The indices are not what they expected considering IATA predictions. Kotil’s own thoughts on the African aviation industry are hinged on globalization and the spread of science: “Africa was hugely unaware of the developments that took place in Europe and America prior to the age of information technology. As soon the continent got in the groove, developments started happening and that is what led to the explosion in human potentials. Today, African countries are able to establish their own competitive flag carriers and aviation companies. Airlines with locational, financial and demographical benefits now utilize their competitive advantages.
“And from this point of view, it is safe to say that African airline companies have learned the know-hows through operational experience of the global aviation industry. And these kind of positive improvements make us very happy. With Turkish Airlines having the largest network in Africa, we believe that the African market has great potentials for investment and we believe that Africa will be rising star of the new era with its fast growing economy and population. Currently, the African aviation industry is relatively small when compared to those of Europe, America and Asia. But industry forecasts tell that passenger demand to Africa will triple in 20 years’ time”.
The demand on the African route has always bred competition amongst foreign operators and because of the capital-intensive nature of the airline business, fixed costs and barriers to exit are quite high.
Support of aviation activities
Speaking on the competitiveness of Turkish Airlines on the continent, Kotil says: “With the advantage of our IST Hub and a well-fitting fleet, we connect the African continent to the highest number of destinations in the world than any other airline; thus making the continent to benefit from our competitiveness due to support of aviation activities on the continent. And our emergence as the best airline in Europe means we offer the best product to the market more than all of the existing European carriers”.
In recognition of its competitiveness amongst global airline companies, Turkish Airlines has been very heavy on marketing campaigns.
One of such was the Widen Your World campaign that emphasizes the global network of the airline.
In the campaign, Kobe Bryant ( American basketball player) and Lionel Messi (Argentine professional footballer) resume their friendly rivalry by trading “selfies” from exotic locations, such as the Red Square in Moscow; The Great Wall of China; the Maldives; Bangkok; and Mount Kilimanjaro, all of which are destinations Turkish Airlines flies to.
In recent times, the company is also listed as a premium UEFA EURO 2016 sponsor. Other sponsorships include Euro league, Batman vs. Superman: Dawn of Justice film and rugby events some of which are highly acclaimed in Africa.
“Our campaign strategy aims to develop new applications at each phase of the travel, to offer memorable surprises to passengers and to bring them together through innovation and distinctive products and services that makes them feel special and cherished,” Kotil says.
Birth Place\ Date: Rize, Turkey, 1959
Education: 1983: Graduated from the Aeronautical Engineering Department at Istanbul Technical University
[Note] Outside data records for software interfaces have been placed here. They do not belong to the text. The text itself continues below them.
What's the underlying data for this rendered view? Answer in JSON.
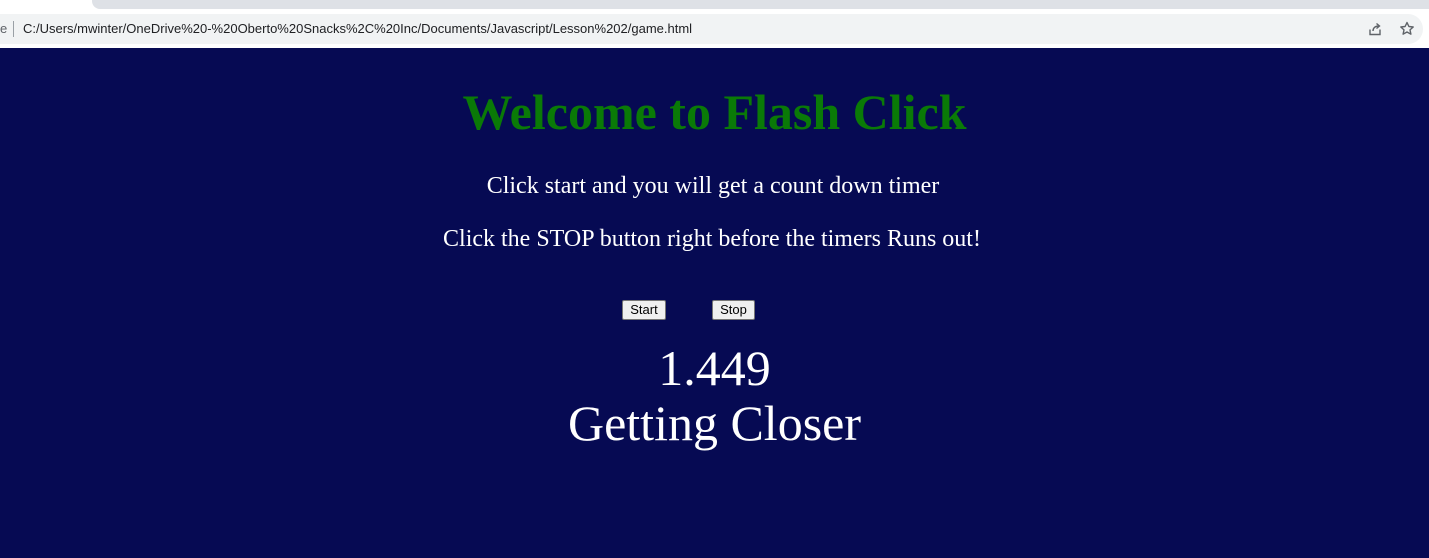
{
  "browser": {
    "site_info_tail": "e",
    "url": "C:/Users/mwinter/OneDrive%20-%20Oberto%20Snacks%2C%20Inc/Documents/Javascript/Lesson%202/game.html",
    "icons": [
      "share-icon",
      "bookmark-star-icon"
    ]
  },
  "page": {
    "title": "Welcome to Flash Click",
    "instructions": [
      "Click start and you will get a count down timer",
      "Click the STOP button right before the timers Runs out!"
    ],
    "buttons": {
      "start": "Start",
      "stop": "Stop"
    },
    "timer": "1.449",
    "status": "Getting Closer"
  },
  "colors": {
    "page_background": "#060a53",
    "title": "#0a7a07",
    "text": "#ffffff"
  }
}
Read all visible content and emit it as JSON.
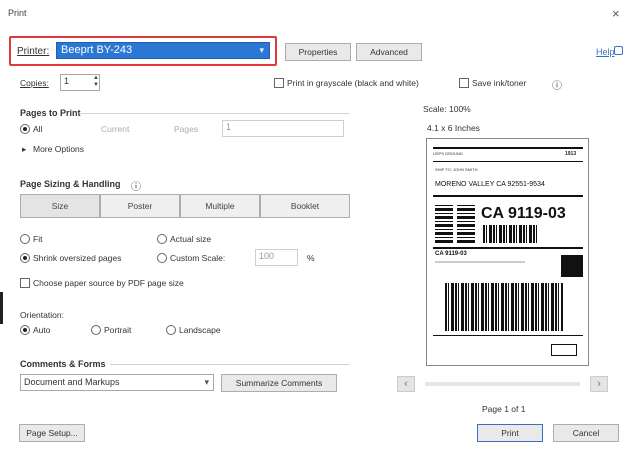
{
  "window": {
    "title": "Print",
    "close_glyph": "×"
  },
  "printer": {
    "label": "Printer:",
    "selected": "Beeprt BY-243",
    "chevron": "▾"
  },
  "top_buttons": {
    "properties": "Properties",
    "advanced": "Advanced",
    "help": "Help",
    "help_icon": "question-icon"
  },
  "copies": {
    "label": "Copies:",
    "value": "1"
  },
  "options": {
    "grayscale": "Print in grayscale (black and white)",
    "save_ink": "Save ink/toner",
    "info_glyph": "ⓘ"
  },
  "pages_to_print": {
    "header": "Pages to Print",
    "all": "All",
    "current": "Current",
    "pages": "Pages",
    "pages_value": "1",
    "more_options": "More Options"
  },
  "sizing": {
    "header": "Page Sizing & Handling",
    "info_glyph": "ⓘ",
    "tabs": [
      "Size",
      "Poster",
      "Multiple",
      "Booklet"
    ],
    "fit": "Fit",
    "actual_size": "Actual size",
    "shrink": "Shrink oversized pages",
    "custom_scale": "Custom Scale:",
    "custom_value": "100",
    "percent": "%",
    "pdf_paper": "Choose paper source by PDF page size"
  },
  "orientation": {
    "header": "Orientation:",
    "auto": "Auto",
    "portrait": "Portrait",
    "landscape": "Landscape"
  },
  "comments": {
    "header": "Comments & Forms",
    "selected": "Document and Markups",
    "summarize": "Summarize Comments"
  },
  "preview": {
    "scale": "Scale: 100%",
    "size": "4.1 x 6 Inches",
    "label_top_left": "USPS GROUND",
    "label_top_right": "1913",
    "ship_to": "SHIP TO: JOHN SMITH",
    "address": "MORENO VALLEY CA 92551-9534",
    "big_code": "CA 9119-03",
    "small_code": "CA 9119-03",
    "page": "Page 1 of 1",
    "prev": "‹",
    "next": "›"
  },
  "footer": {
    "page_setup": "Page Setup...",
    "print": "Print",
    "cancel": "Cancel"
  }
}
1986: Received Master’s degree in Aircraft Engineering from the University in Ann Arbor, Michigan
1987: Master’s degree in Mechanical Engineering, University of Ann Arbor, Michigan
1991: Doctorate in Mechanical Engineering, University of Ann Arbor, Michigan.